These are your best customers, folks! If you're stuck in selfish transaction mode with them, there's a long way go to in getting to customer centricity.

Am I right to be so critical? What's working for customer-centricity on your end?

Photo credit: everywhereisimagined

Originally posted on ReputationtoRevenue.com

Comments (2)

Siti Rahardianti

The 3 main answers that I would suggest to the question of "why customer-centric marketing still involves more talk than action" are: (1) Solution is about educating the customer and addressing their specific problem and hence deeper relationship is involved, (2) The offering itself is more complicated than traditional products, and (3) The type of management that a sales person have to face in solution is, more often than not, the executive-level management. As mentioned in other blog post about customer references, B2B marketers focused on high value solutions know that customer evidence is like gold. Therefore, a clearly defined value propositions and messaging on emphasis on the business benefits that our solutions will bring to our customers should be incorporated in the company's "customer testimonials" and white paper on "success stories", so it will not be seen as "pure promotion", which is the main concern in this article.

Sienara Arsyad

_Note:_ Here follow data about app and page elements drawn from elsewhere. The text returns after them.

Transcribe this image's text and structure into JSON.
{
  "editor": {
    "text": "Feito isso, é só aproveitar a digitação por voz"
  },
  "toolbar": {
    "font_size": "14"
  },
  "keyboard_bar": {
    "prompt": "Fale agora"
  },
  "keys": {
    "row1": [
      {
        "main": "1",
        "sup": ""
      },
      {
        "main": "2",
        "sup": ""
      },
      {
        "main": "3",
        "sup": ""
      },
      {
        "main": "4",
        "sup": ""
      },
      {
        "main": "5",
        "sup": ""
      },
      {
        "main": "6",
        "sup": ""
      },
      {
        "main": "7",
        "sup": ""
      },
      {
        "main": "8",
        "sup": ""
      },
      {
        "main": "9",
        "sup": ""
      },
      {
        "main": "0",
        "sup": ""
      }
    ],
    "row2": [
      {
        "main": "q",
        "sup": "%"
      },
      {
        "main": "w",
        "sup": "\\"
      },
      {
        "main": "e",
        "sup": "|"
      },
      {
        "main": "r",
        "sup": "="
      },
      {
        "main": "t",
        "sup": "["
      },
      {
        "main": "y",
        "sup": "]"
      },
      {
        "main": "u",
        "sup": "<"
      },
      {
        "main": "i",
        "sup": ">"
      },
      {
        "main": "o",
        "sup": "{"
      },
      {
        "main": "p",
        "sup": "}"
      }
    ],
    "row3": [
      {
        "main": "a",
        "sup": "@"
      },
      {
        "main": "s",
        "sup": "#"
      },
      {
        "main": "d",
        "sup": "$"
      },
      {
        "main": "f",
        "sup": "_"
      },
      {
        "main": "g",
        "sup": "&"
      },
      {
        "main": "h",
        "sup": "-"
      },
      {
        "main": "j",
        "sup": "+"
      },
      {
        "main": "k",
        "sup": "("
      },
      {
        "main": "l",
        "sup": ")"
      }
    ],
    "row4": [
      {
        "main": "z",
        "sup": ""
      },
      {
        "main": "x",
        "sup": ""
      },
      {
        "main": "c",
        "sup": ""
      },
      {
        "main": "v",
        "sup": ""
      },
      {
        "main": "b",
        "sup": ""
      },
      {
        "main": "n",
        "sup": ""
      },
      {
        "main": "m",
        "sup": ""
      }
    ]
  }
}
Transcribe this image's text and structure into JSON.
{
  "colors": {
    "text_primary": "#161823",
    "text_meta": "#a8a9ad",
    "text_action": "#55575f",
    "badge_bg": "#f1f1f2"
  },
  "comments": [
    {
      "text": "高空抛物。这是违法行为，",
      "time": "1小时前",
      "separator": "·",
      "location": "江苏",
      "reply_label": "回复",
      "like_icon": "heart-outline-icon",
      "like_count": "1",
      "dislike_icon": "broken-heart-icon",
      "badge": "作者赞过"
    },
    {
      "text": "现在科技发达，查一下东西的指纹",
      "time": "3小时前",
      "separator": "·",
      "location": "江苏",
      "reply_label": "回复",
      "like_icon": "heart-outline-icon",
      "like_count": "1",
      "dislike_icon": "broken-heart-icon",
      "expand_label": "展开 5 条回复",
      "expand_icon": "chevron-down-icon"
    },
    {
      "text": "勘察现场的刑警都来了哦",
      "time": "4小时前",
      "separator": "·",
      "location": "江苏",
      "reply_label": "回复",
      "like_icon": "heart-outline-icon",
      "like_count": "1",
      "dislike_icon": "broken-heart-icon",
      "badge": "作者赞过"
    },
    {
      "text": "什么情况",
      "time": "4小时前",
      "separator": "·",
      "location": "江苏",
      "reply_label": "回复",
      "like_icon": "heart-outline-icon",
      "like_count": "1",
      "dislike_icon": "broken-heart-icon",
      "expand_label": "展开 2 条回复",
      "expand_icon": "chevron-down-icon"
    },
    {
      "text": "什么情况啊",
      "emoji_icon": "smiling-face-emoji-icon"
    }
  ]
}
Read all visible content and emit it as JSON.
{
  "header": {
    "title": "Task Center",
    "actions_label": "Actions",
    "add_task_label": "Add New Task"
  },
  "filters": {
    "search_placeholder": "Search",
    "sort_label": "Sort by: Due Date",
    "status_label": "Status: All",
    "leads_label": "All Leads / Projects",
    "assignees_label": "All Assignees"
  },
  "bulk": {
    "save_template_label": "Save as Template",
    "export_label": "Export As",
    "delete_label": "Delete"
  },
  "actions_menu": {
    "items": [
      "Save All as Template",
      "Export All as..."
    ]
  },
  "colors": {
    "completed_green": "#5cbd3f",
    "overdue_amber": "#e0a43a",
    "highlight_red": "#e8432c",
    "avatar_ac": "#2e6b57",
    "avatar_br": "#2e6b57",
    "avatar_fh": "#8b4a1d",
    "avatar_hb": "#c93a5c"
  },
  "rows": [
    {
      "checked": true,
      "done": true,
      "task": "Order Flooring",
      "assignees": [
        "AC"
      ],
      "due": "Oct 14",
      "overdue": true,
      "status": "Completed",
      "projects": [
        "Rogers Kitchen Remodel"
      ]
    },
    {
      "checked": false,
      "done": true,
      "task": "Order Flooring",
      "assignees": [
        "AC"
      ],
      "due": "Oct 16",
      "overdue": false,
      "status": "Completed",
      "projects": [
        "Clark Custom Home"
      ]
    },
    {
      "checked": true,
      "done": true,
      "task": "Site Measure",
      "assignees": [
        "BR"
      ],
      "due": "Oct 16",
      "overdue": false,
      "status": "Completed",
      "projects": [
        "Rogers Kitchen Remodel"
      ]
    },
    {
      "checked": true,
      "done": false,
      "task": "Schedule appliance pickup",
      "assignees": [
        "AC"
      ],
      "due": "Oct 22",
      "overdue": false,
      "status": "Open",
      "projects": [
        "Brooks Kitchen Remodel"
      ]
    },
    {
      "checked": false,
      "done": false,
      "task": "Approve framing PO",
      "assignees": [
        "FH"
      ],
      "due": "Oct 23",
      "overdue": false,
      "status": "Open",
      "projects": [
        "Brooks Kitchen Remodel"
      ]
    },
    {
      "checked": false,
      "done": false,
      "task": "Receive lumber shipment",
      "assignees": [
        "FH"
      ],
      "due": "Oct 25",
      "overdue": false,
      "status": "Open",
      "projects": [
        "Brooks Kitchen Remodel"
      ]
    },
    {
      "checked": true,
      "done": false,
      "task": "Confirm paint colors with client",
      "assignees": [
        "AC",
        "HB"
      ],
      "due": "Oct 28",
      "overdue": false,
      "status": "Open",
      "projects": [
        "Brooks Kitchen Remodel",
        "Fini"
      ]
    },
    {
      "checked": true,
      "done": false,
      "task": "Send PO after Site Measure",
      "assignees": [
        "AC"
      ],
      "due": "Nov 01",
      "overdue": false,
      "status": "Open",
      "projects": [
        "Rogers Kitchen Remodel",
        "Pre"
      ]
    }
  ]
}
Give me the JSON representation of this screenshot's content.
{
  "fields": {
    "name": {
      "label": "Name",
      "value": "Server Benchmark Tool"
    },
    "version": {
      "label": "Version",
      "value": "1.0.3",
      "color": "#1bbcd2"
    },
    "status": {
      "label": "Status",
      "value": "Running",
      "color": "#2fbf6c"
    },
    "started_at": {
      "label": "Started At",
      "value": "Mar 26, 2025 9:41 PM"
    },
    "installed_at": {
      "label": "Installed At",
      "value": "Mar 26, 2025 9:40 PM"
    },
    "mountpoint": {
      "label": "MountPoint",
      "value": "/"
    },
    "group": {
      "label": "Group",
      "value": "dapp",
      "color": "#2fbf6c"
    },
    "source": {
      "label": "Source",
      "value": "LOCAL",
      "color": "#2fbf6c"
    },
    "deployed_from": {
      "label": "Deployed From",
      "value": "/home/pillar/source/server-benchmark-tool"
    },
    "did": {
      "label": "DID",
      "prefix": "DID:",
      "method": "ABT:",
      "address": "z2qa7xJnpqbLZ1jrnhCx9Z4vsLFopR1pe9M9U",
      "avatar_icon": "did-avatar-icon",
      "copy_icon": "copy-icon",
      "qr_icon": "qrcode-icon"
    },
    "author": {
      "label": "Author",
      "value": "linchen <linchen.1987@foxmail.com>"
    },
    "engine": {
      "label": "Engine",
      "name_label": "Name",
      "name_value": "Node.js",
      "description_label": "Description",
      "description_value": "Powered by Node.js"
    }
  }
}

As Prof. Gulati said in his interview with Solutions Insights, there is no one size fits all solution to organizational structure when it comes to solutions business. Some organizations succeed from a complete restructuring of business functions, others from organically connecting different functions to break silo barriers. The latter might be the simpler, faster way to transform a business into a solutions business, thus perhaps the action most companies choose to take. While many companies may be doing well in their business, is their solutions model robust within the organization? In the “Decoding the DNA of a Successful Solutions Marketer” article written by Solutions Insights, solutions marketers found that changing organizational cultures and behavior to align with solutions strategy as the most difficult challenge they are facing. I think organizational restructuring is the fundamental first step for a company to change organizational cultures and behavior. I personally do not have a strong faith in the non-extreme organizational structure. Without a total change, disruptive mindset change, it is all too easy for people to go back to their familiar patterns. Cross collaboration allows the people/function to stay within its silos, only taking away the doors of the silos, but not breaking the traditional silos. Having cross-functional collaboration may work in the shorter term, but it is not a strong pillar to creating a solid solutions model. I wished the research had gone further investigating what kind of organizational structure do they adopt in transforming into solutions business. I am curious to know what organizational structure the ones facing the greatest difficulty changing cultures and behavior have.